Exercise requirements: Nothing but a number is wanted here: the tally of lines in the material below that include "glass".

Data for this exercise:
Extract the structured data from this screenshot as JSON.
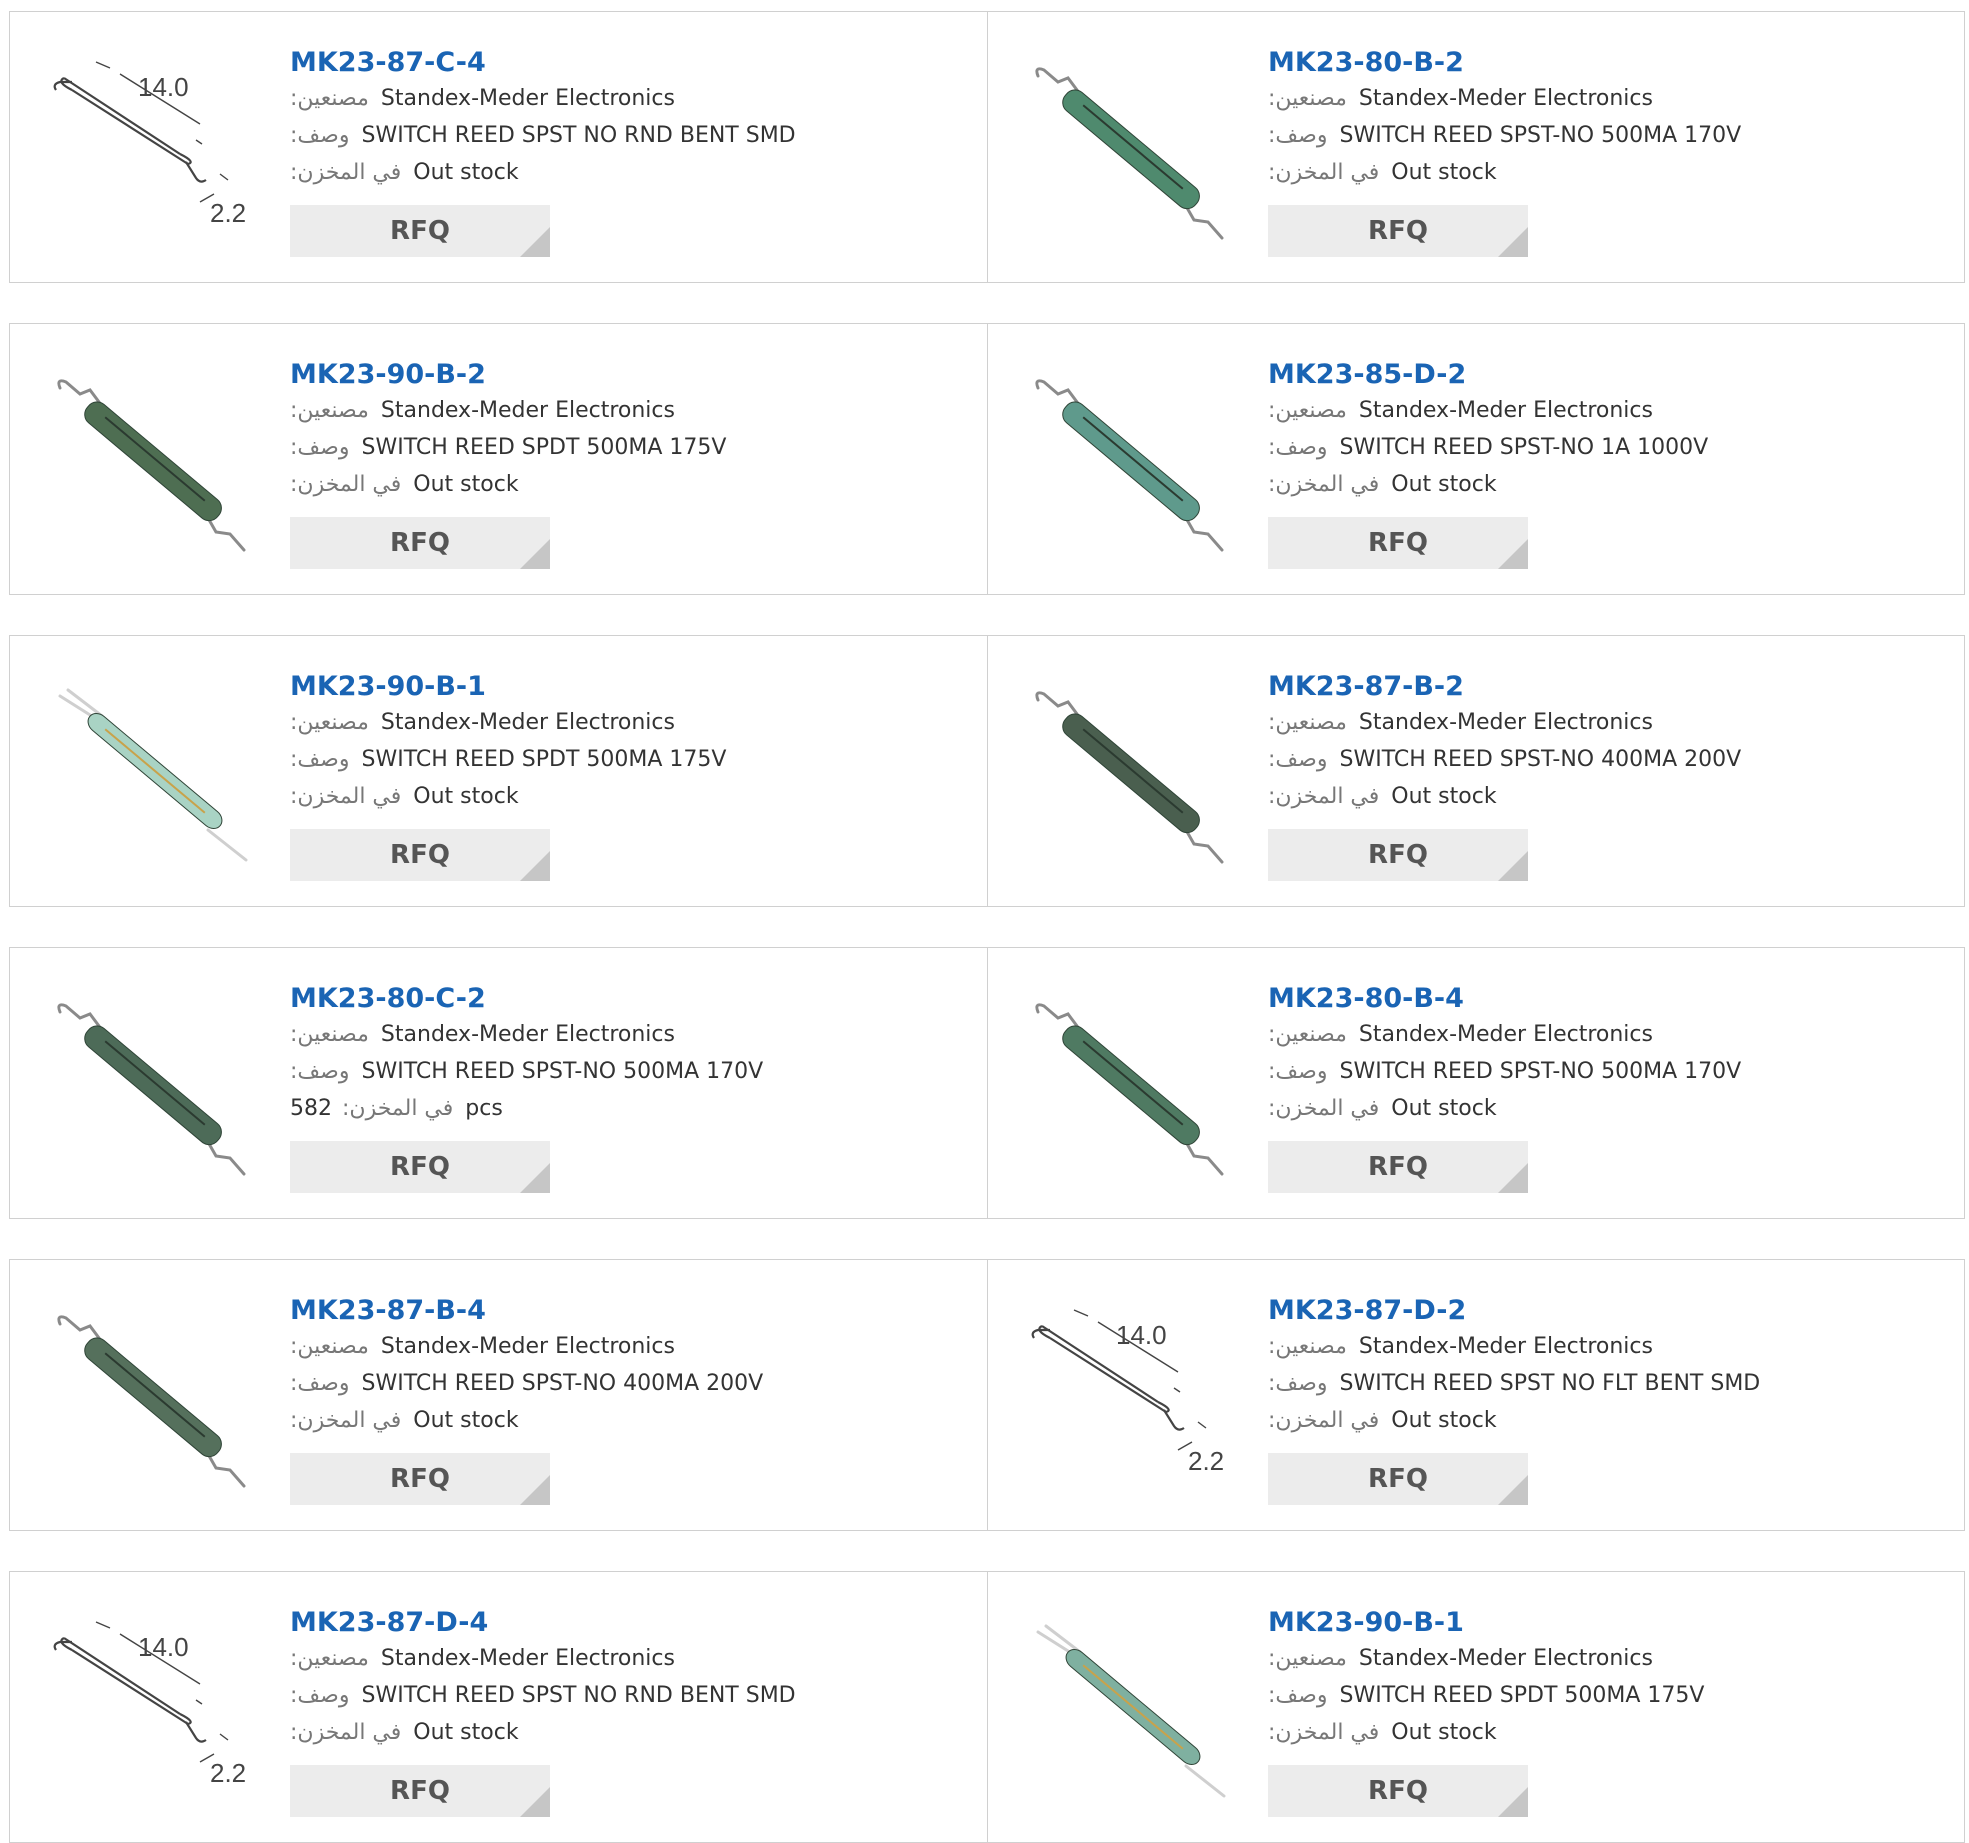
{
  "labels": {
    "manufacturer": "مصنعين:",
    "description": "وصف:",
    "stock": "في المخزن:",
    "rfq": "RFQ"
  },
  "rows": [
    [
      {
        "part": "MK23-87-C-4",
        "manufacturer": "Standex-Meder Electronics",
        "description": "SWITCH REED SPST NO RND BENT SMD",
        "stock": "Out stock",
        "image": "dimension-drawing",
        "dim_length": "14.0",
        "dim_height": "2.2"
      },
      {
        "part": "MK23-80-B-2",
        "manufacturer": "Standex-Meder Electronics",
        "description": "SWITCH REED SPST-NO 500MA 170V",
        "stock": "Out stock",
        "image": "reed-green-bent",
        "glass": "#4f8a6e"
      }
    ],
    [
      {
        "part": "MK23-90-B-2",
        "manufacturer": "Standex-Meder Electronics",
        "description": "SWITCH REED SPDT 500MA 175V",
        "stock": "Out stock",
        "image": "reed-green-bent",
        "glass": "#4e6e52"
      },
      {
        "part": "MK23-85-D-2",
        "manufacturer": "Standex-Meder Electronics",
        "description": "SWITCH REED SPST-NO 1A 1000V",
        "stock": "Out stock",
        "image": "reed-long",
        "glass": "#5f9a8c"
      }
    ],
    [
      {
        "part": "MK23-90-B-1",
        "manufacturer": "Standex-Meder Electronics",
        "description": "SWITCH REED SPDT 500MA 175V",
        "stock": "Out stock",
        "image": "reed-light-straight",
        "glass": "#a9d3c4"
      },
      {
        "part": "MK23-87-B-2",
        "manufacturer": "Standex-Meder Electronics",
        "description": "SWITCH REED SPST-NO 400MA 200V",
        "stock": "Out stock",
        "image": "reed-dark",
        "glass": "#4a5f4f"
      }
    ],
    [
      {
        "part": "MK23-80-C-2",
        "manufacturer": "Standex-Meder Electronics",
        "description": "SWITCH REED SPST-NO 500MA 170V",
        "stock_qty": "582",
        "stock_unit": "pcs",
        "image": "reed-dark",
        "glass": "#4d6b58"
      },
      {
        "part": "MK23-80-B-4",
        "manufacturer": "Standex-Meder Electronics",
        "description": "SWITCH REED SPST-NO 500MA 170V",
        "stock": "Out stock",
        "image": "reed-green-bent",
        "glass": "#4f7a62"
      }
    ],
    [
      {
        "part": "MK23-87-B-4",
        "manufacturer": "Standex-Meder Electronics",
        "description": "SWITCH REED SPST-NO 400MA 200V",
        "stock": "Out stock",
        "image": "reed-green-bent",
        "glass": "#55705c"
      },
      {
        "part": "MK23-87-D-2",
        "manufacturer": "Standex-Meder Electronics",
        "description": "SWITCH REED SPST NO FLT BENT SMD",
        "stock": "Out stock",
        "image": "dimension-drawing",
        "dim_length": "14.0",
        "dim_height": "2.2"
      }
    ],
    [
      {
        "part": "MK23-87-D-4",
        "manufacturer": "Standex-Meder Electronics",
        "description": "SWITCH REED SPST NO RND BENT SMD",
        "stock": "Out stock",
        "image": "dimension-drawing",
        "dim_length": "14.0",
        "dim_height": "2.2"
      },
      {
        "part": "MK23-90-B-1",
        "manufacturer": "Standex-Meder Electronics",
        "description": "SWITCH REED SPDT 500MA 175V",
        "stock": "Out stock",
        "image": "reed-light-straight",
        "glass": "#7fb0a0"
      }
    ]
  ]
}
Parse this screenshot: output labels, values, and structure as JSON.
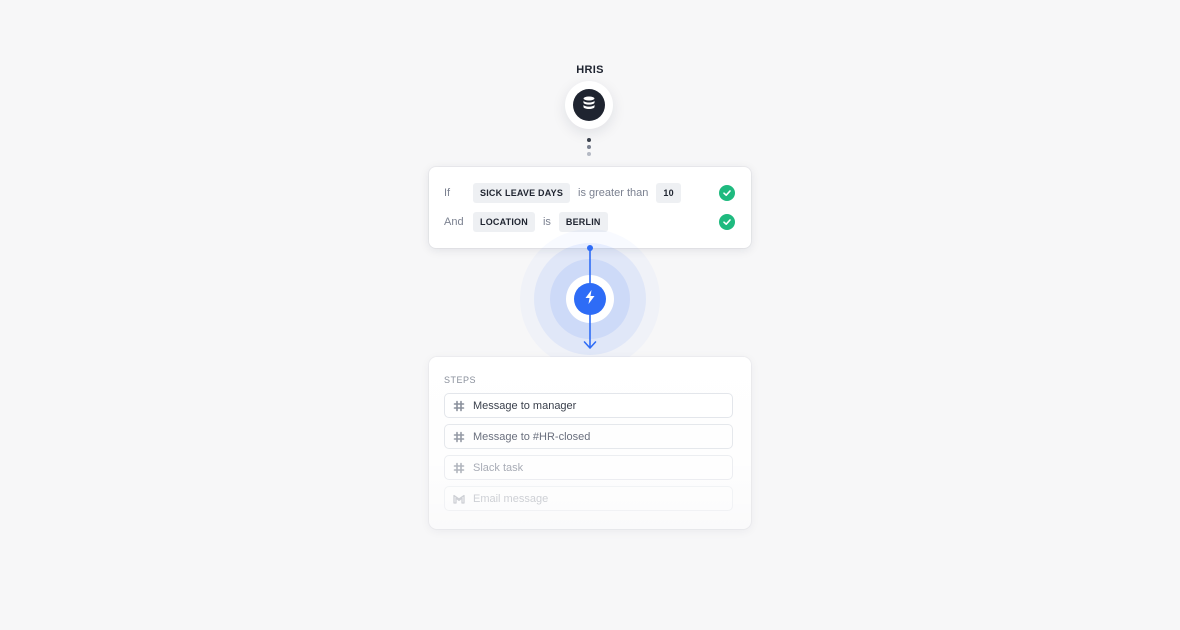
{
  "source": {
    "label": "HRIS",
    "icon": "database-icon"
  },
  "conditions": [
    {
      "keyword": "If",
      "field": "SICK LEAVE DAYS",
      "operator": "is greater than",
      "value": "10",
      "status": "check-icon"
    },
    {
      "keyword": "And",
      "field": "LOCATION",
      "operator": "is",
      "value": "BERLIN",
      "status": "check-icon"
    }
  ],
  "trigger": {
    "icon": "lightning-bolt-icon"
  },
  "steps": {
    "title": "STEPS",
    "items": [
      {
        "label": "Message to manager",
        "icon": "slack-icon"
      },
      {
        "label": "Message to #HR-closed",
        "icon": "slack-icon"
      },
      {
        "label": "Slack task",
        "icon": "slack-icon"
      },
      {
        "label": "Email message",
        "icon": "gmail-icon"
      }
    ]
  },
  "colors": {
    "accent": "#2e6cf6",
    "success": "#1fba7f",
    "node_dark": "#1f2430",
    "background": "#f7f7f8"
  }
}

Output: 9